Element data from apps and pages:
______________________________

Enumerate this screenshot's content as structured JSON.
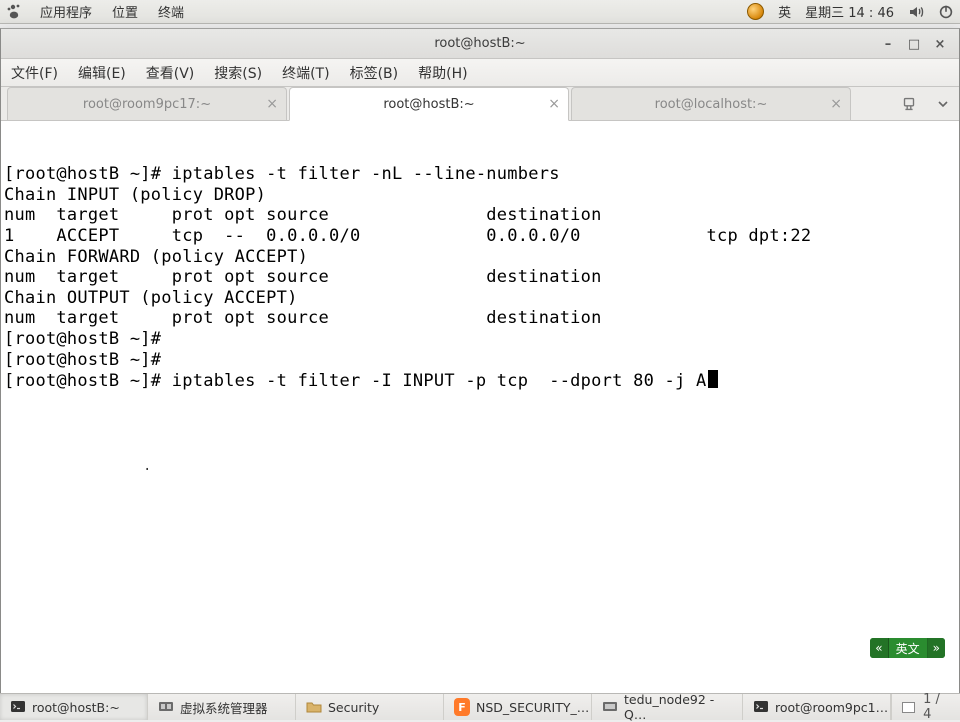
{
  "topbar": {
    "apps": "应用程序",
    "places": "位置",
    "terminal": "终端",
    "lang": "英",
    "date": "星期三 14 : 46"
  },
  "window": {
    "title": "root@hostB:~",
    "menu": {
      "file": "文件(F)",
      "edit": "编辑(E)",
      "view": "查看(V)",
      "search": "搜索(S)",
      "terminal": "终端(T)",
      "tabs_menu": "标签(B)",
      "help": "帮助(H)"
    },
    "tabs": [
      {
        "label": "root@room9pc17:~",
        "active": false
      },
      {
        "label": "root@hostB:~",
        "active": true
      },
      {
        "label": "root@localhost:~",
        "active": false
      }
    ]
  },
  "terminal_lines": [
    "[root@hostB ~]# iptables -t filter -nL --line-numbers",
    "Chain INPUT (policy DROP)",
    "num  target     prot opt source               destination",
    "1    ACCEPT     tcp  --  0.0.0.0/0            0.0.0.0/0            tcp dpt:22",
    "",
    "Chain FORWARD (policy ACCEPT)",
    "num  target     prot opt source               destination",
    "",
    "Chain OUTPUT (policy ACCEPT)",
    "num  target     prot opt source               destination",
    "[root@hostB ~]#",
    "[root@hostB ~]#",
    "[root@hostB ~]# iptables -t filter -I INPUT -p tcp  --dport 80 -j A"
  ],
  "ime": {
    "arrow": "«",
    "label": "英文",
    "chev": "»"
  },
  "taskbar": {
    "items": [
      {
        "label": "root@hostB:~",
        "icon": "terminal"
      },
      {
        "label": "虚拟系统管理器",
        "icon": "vm"
      },
      {
        "label": "Security",
        "icon": "folder"
      },
      {
        "label": "NSD_SECURITY_…",
        "icon": "firefox"
      },
      {
        "label": "tedu_node92 - Q…",
        "icon": "vm"
      },
      {
        "label": "root@room9pc1…",
        "icon": "terminal"
      }
    ],
    "pager": "1 / 4"
  }
}
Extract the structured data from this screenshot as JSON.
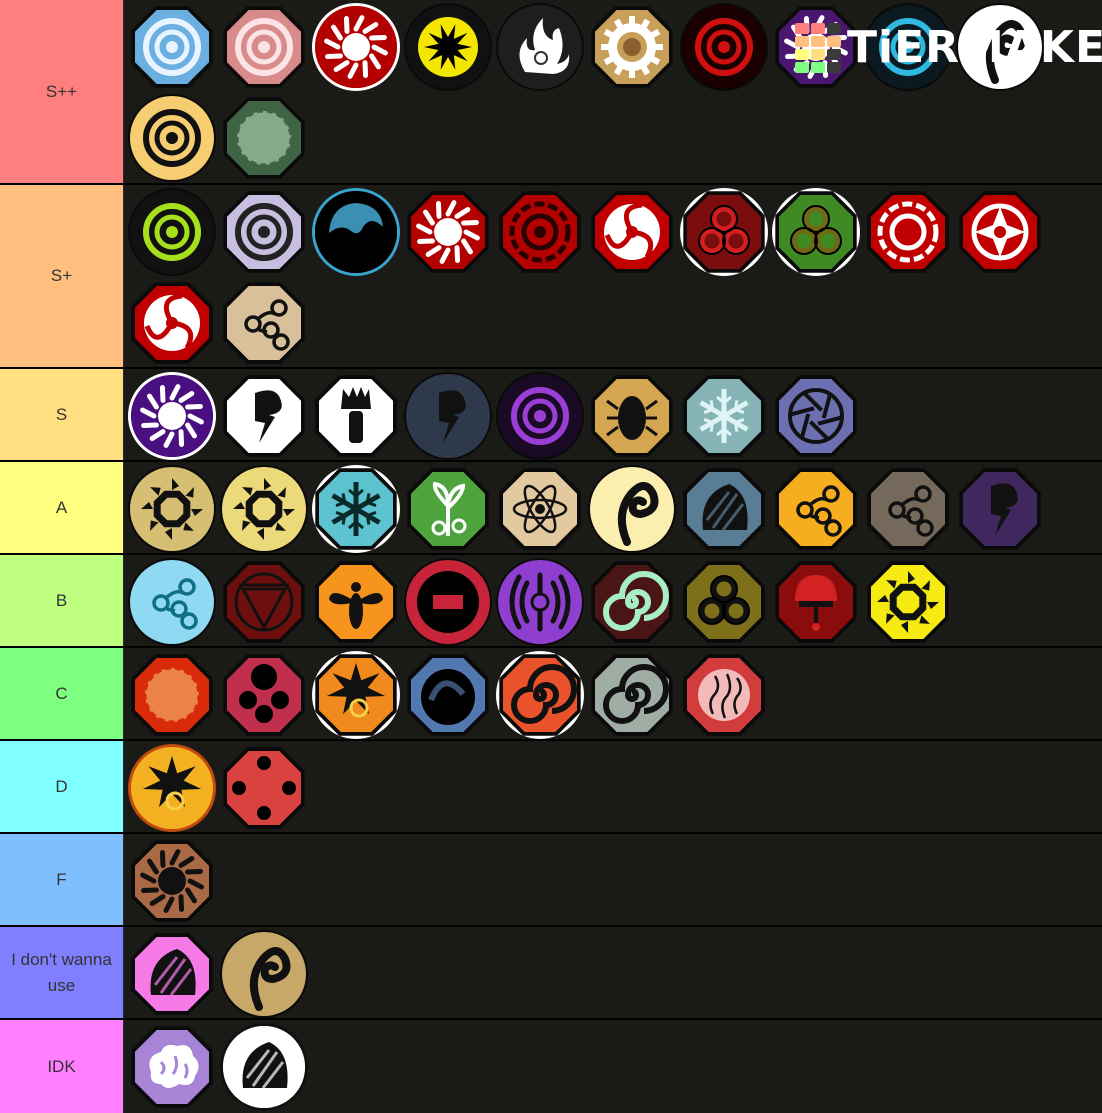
{
  "app": "TierMaker",
  "watermark": {
    "text": "TiERMAKER",
    "logo_grid_colors": [
      "#ff7f7f",
      "#ff7f7f",
      "#3a3a3a",
      "#ffbf7f",
      "#ffbf7f",
      "#ffbf7f",
      "#ffff7f",
      "#ffdf7f",
      "#3a3a3a",
      "#7fff7f",
      "#7fff7f",
      "#3a3a3a"
    ]
  },
  "tiers": [
    {
      "label": "S++",
      "color": "#ff7f7f",
      "items": [
        {
          "name": "spiral-blue",
          "shape": "oct",
          "bg": "#6aafe0",
          "fg": "#e8f4ff",
          "glyph": "rings"
        },
        {
          "name": "spiral-pink",
          "shape": "oct",
          "bg": "#d98a8a",
          "fg": "#fbe3e6",
          "glyph": "rings"
        },
        {
          "name": "sun-red",
          "shape": "circle",
          "bg": "#b30000",
          "fg": "#ffffff",
          "glyph": "sun",
          "ring": "#ffffff"
        },
        {
          "name": "star-yellow",
          "shape": "circle",
          "bg": "#111111",
          "fg": "#f5e600",
          "glyph": "star"
        },
        {
          "name": "white-flame",
          "shape": "circle",
          "bg": "#1e1e1e",
          "fg": "#ffffff",
          "glyph": "flame"
        },
        {
          "name": "gear-gold",
          "shape": "oct",
          "bg": "#c9a05a",
          "fg": "#ffffff",
          "glyph": "gear"
        },
        {
          "name": "red-vortex",
          "shape": "circle",
          "bg": "#1a0000",
          "fg": "#d01010",
          "glyph": "rings"
        },
        {
          "name": "purple-sun",
          "shape": "oct",
          "bg": "#4b1670",
          "fg": "#ffffff",
          "glyph": "sun"
        },
        {
          "name": "cyan-vortex",
          "shape": "circle",
          "bg": "#0a1a20",
          "fg": "#2fb8e0",
          "glyph": "rings"
        },
        {
          "name": "white-curl",
          "shape": "circle",
          "bg": "#ffffff",
          "fg": "#111111",
          "glyph": "curl"
        },
        {
          "name": "gold-spiral",
          "shape": "circle",
          "bg": "#f7cd72",
          "fg": "#111111",
          "glyph": "rings"
        },
        {
          "name": "green-dragon",
          "shape": "oct",
          "bg": "#3f6444",
          "fg": "#9cc3a0",
          "glyph": "blob"
        }
      ]
    },
    {
      "label": "S+",
      "color": "#ffbf7f",
      "items": [
        {
          "name": "lime-vortex",
          "shape": "circle",
          "bg": "#111111",
          "fg": "#a6e01c",
          "glyph": "rings"
        },
        {
          "name": "lavender-spiral",
          "shape": "oct",
          "bg": "#c8bedf",
          "fg": "#222222",
          "glyph": "rings"
        },
        {
          "name": "water-orb",
          "shape": "circle",
          "bg": "#000000",
          "fg": "#3a8fb3",
          "glyph": "wave",
          "ring": "#3aa3cc"
        },
        {
          "name": "red-sun",
          "shape": "oct",
          "bg": "#b30000",
          "fg": "#ffffff",
          "glyph": "sun"
        },
        {
          "name": "red-meander",
          "shape": "oct",
          "bg": "#b30000",
          "fg": "#2a0000",
          "glyph": "target"
        },
        {
          "name": "mangekyo-1",
          "shape": "oct",
          "bg": "#c00000",
          "fg": "#ffffff",
          "glyph": "tomoe"
        },
        {
          "name": "dark-red-triskele",
          "shape": "oct",
          "bg": "#7a0d0d",
          "fg": "#d21e1e",
          "glyph": "triskele",
          "ring": "#ffffff"
        },
        {
          "name": "green-triskele",
          "shape": "oct",
          "bg": "#3f8a23",
          "fg": "#6f6a15",
          "glyph": "triskele",
          "ring": "#ffffff"
        },
        {
          "name": "mangekyo-2",
          "shape": "oct",
          "bg": "#c00000",
          "fg": "#ffffff",
          "glyph": "target"
        },
        {
          "name": "mangekyo-3",
          "shape": "oct",
          "bg": "#c00000",
          "fg": "#ffffff",
          "glyph": "star6"
        },
        {
          "name": "mangekyo-4",
          "shape": "oct",
          "bg": "#c00000",
          "fg": "#ffffff",
          "glyph": "tomoe"
        },
        {
          "name": "sand-swirls",
          "shape": "oct",
          "bg": "#d8c09a",
          "fg": "#111111",
          "glyph": "clouds"
        }
      ]
    },
    {
      "label": "S",
      "color": "#ffdf7f",
      "items": [
        {
          "name": "purple-sun-ring",
          "shape": "circle",
          "bg": "#4a0f80",
          "fg": "#ffffff",
          "glyph": "sun",
          "ring": "#ffffff"
        },
        {
          "name": "storm-cloud",
          "shape": "oct",
          "bg": "#ffffff",
          "fg": "#111111",
          "glyph": "bolt"
        },
        {
          "name": "brush",
          "shape": "oct",
          "bg": "#ffffff",
          "fg": "#111111",
          "glyph": "brush"
        },
        {
          "name": "dark-lightning",
          "shape": "circle",
          "bg": "#2e3a4b",
          "fg": "#111111",
          "glyph": "bolt"
        },
        {
          "name": "purple-vortex",
          "shape": "circle",
          "bg": "#1a0a25",
          "fg": "#9b3ed6",
          "glyph": "rings"
        },
        {
          "name": "beetle",
          "shape": "oct",
          "bg": "#d4a650",
          "fg": "#111111",
          "glyph": "beetle"
        },
        {
          "name": "ice-crystal",
          "shape": "oct",
          "bg": "#86b4b6",
          "fg": "#dff4f4",
          "glyph": "snow"
        },
        {
          "name": "aperture",
          "shape": "oct",
          "bg": "#6c70b0",
          "fg": "#111111",
          "glyph": "aperture"
        }
      ]
    },
    {
      "label": "A",
      "color": "#ffff7f",
      "items": [
        {
          "name": "sand-hex",
          "shape": "circle",
          "bg": "#d6bf72",
          "fg": "#111111",
          "glyph": "hex"
        },
        {
          "name": "gold-hex",
          "shape": "circle",
          "bg": "#ecd97a",
          "fg": "#111111",
          "glyph": "hex"
        },
        {
          "name": "snowflake",
          "shape": "oct",
          "bg": "#5ec3d0",
          "fg": "#0a2a2a",
          "glyph": "snow",
          "ring": "#ffffff"
        },
        {
          "name": "sprout",
          "shape": "oct",
          "bg": "#4ea43c",
          "fg": "#ffffff",
          "glyph": "sprout"
        },
        {
          "name": "atom",
          "shape": "oct",
          "bg": "#e3c9a0",
          "fg": "#111111",
          "glyph": "atom"
        },
        {
          "name": "cream-spiral",
          "shape": "circle",
          "bg": "#fbefb0",
          "fg": "#111111",
          "glyph": "curl"
        },
        {
          "name": "steel-shell",
          "shape": "oct",
          "bg": "#5a7d96",
          "fg": "#111111",
          "glyph": "shell"
        },
        {
          "name": "orange-clouds",
          "shape": "oct",
          "bg": "#f6ad1e",
          "fg": "#111111",
          "glyph": "clouds"
        },
        {
          "name": "gray-clouds",
          "shape": "oct",
          "bg": "#75695b",
          "fg": "#111111",
          "glyph": "clouds"
        },
        {
          "name": "purple-storm",
          "shape": "oct",
          "bg": "#40285f",
          "fg": "#111111",
          "glyph": "bolt"
        }
      ]
    },
    {
      "label": "B",
      "color": "#bfff7f",
      "items": [
        {
          "name": "blue-swirls",
          "shape": "circle",
          "bg": "#8fd9f2",
          "fg": "#0e6f86",
          "glyph": "clouds"
        },
        {
          "name": "maroon-triangle",
          "shape": "oct",
          "bg": "#6e0f0f",
          "fg": "#111111",
          "glyph": "triangle"
        },
        {
          "name": "bee",
          "shape": "oct",
          "bg": "#f7941d",
          "fg": "#111111",
          "glyph": "bee"
        },
        {
          "name": "red-minus",
          "shape": "circle",
          "bg": "#c72339",
          "fg": "#000000",
          "glyph": "minus"
        },
        {
          "name": "purple-waves",
          "shape": "circle",
          "bg": "#8e3fd0",
          "fg": "#111111",
          "glyph": "sound"
        },
        {
          "name": "mint-swirl",
          "shape": "oct",
          "bg": "#4a1515",
          "fg": "#a7eec5",
          "glyph": "swirl"
        },
        {
          "name": "olive-triskele",
          "shape": "oct",
          "bg": "#7e6f1a",
          "fg": "#111111",
          "glyph": "triskele"
        },
        {
          "name": "red-mushroom",
          "shape": "oct",
          "bg": "#8a0c0c",
          "fg": "#d42121",
          "glyph": "mushroom"
        },
        {
          "name": "yellow-hex",
          "shape": "oct",
          "bg": "#f5ea12",
          "fg": "#111111",
          "glyph": "hex"
        }
      ]
    },
    {
      "label": "C",
      "color": "#7fff7f",
      "items": [
        {
          "name": "lava-rock",
          "shape": "oct",
          "bg": "#d92a0a",
          "fg": "#f0a060",
          "glyph": "blob"
        },
        {
          "name": "three-dots",
          "shape": "oct",
          "bg": "#c0304d",
          "fg": "#000000",
          "glyph": "dots3"
        },
        {
          "name": "orange-explosion",
          "shape": "oct",
          "bg": "#f08a1c",
          "fg": "#111111",
          "glyph": "burst",
          "ring": "#ffffff"
        },
        {
          "name": "blue-dome",
          "shape": "oct",
          "bg": "#5278b0",
          "fg": "#000000",
          "glyph": "dome"
        },
        {
          "name": "orange-swirl",
          "shape": "oct",
          "bg": "#e8532b",
          "fg": "#111111",
          "glyph": "swirl",
          "ring": "#ffffff"
        },
        {
          "name": "gray-swirl",
          "shape": "oct",
          "bg": "#a0ada4",
          "fg": "#111111",
          "glyph": "swirl"
        },
        {
          "name": "pink-steam",
          "shape": "oct",
          "bg": "#d23c3c",
          "fg": "#f6c8c8",
          "glyph": "steam"
        }
      ]
    },
    {
      "label": "D",
      "color": "#7fffff",
      "items": [
        {
          "name": "explosion-orb",
          "shape": "circle",
          "bg": "#f3b122",
          "fg": "#111111",
          "glyph": "burst",
          "ring": "#c24a0c"
        },
        {
          "name": "four-dots",
          "shape": "oct",
          "bg": "#d9433f",
          "fg": "#000000",
          "glyph": "dots4"
        }
      ]
    },
    {
      "label": "F",
      "color": "#7fbfff",
      "items": [
        {
          "name": "sand-burst",
          "shape": "oct",
          "bg": "#a96a45",
          "fg": "#111111",
          "glyph": "sun"
        }
      ]
    },
    {
      "label": "I don't wanna use",
      "color": "#7f7fff",
      "items": [
        {
          "name": "pink-crystal",
          "shape": "oct",
          "bg": "#f57ae6",
          "fg": "#111111",
          "glyph": "shell"
        },
        {
          "name": "gold-curl",
          "shape": "circle",
          "bg": "#c8a868",
          "fg": "#111111",
          "glyph": "curl"
        }
      ]
    },
    {
      "label": "IDK",
      "color": "#ff7fff",
      "items": [
        {
          "name": "brain",
          "shape": "oct",
          "bg": "#a784d6",
          "fg": "#ffffff",
          "glyph": "brain"
        },
        {
          "name": "white-shell",
          "shape": "circle",
          "bg": "#ffffff",
          "fg": "#111111",
          "glyph": "shell",
          "ring": "#111111"
        }
      ]
    }
  ]
}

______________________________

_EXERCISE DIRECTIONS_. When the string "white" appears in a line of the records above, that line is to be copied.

_ANSWER SPACE_.
          "name": "white-flame",
          "name": "white-curl",
          "name": "white-shell",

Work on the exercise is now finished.